The world runs on carbon, fuelling human energy needs through hydrocarbons and driving food webs. We investigate two key aspects of carbon movement.
Videography by Bodhi Connolly & Jean Davis
Project 1: Blue carbon
Many of the world’s coastlines are surrounded by a thin green strip of coastal wetlands (seagrass, saltmarsh and mangroves). These habitats sequester carbon rapidly, potentially locking it in marine sediments for hundreds to thousands of years. We investigate how sequestration varies from place to place, and how management of human activities can enhance the process.
Project 2: Food webs and sustainable fishing
Tracking carbon movement through the ecosystem using stable isotopes allows us to determine key energy pathways of coastal wetlands. We can then focus conservation efforts where they will be most effective, supporting sustainable fisheries and biodiversity objectives.
These projects are collaborative with students and many colleagues, including: Trisha Atwood (Utah State), Steven Bouillon (KU Leuven, Belgium), Carlos Duarte (KAUST, Saudi Arabia), Brad Eyre (SCU), Brian Fry (GU), Gary Kendrick (UWA), Joe Lee (Chinese U, Hong Kong), Cath Lovelock (UQ), Peter Macreadie (Deakin), Damien Maher (SCU), Joanne Oakes (SCU), Andrew Olds (USC), Mike Rasheed (JCU), Thomas Schlacher (USC), Paul York (JCU).

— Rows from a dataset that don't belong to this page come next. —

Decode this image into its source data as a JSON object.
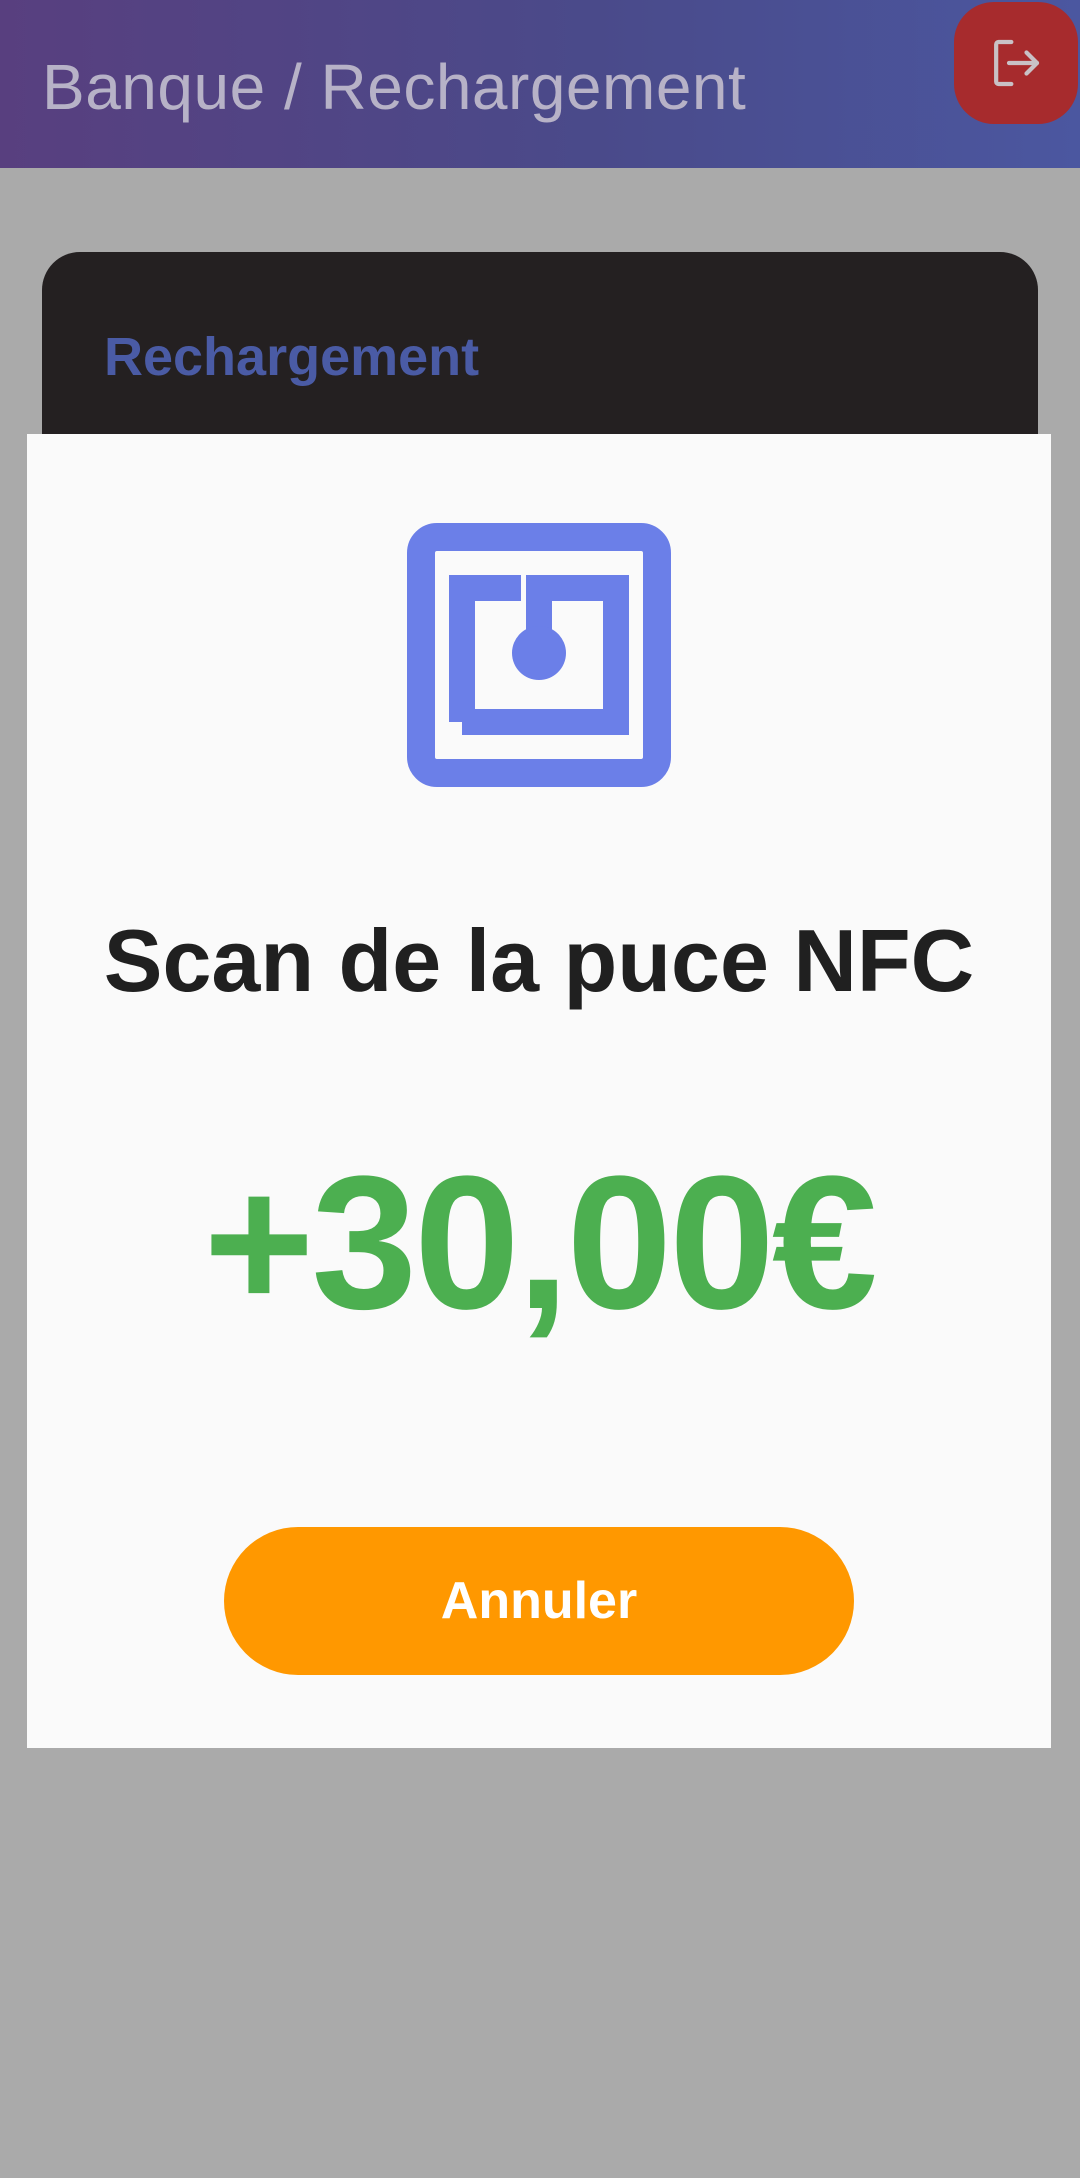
{
  "app_bar": {
    "title": "Banque / Rechargement",
    "logout_icon": "logout-icon",
    "accent_color": "#a72b2d"
  },
  "card": {
    "title": "Rechargement"
  },
  "dialog": {
    "icon": "nfc-icon",
    "icon_color": "#6b7fe8",
    "title": "Scan de la puce NFC",
    "amount": "+30,00€",
    "amount_color": "#4caf50",
    "cancel_label": "Annuler",
    "cancel_color": "#ff9800"
  }
}
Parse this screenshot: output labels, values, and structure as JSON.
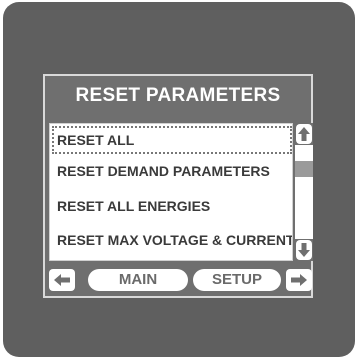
{
  "screen": {
    "title": "RESET PARAMETERS",
    "menu_items": [
      {
        "label": "RESET ALL",
        "selected": true
      },
      {
        "label": "RESET DEMAND PARAMETERS",
        "selected": false
      },
      {
        "label": "RESET ALL ENERGIES",
        "selected": false
      },
      {
        "label": "RESET MAX VOLTAGE & CURRENT",
        "selected": false
      }
    ]
  },
  "navigation": {
    "main_label": "MAIN",
    "setup_label": "SETUP",
    "back_icon": "arrow-left-icon",
    "forward_icon": "arrow-right-icon"
  },
  "scrollbar": {
    "up_icon": "arrow-up-icon",
    "down_icon": "arrow-down-icon"
  },
  "colors": {
    "bezel": "#5f5f5f",
    "screen": "#6f6f6f",
    "list_background": "#ffffff",
    "text": "#3a3a3a"
  }
}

This work benefits from financial support from multiple sources including the CSIRO Coastal Carbon cluster and the Water Sciences program in the Collaborative Research Network (led by Thomas Schlacher).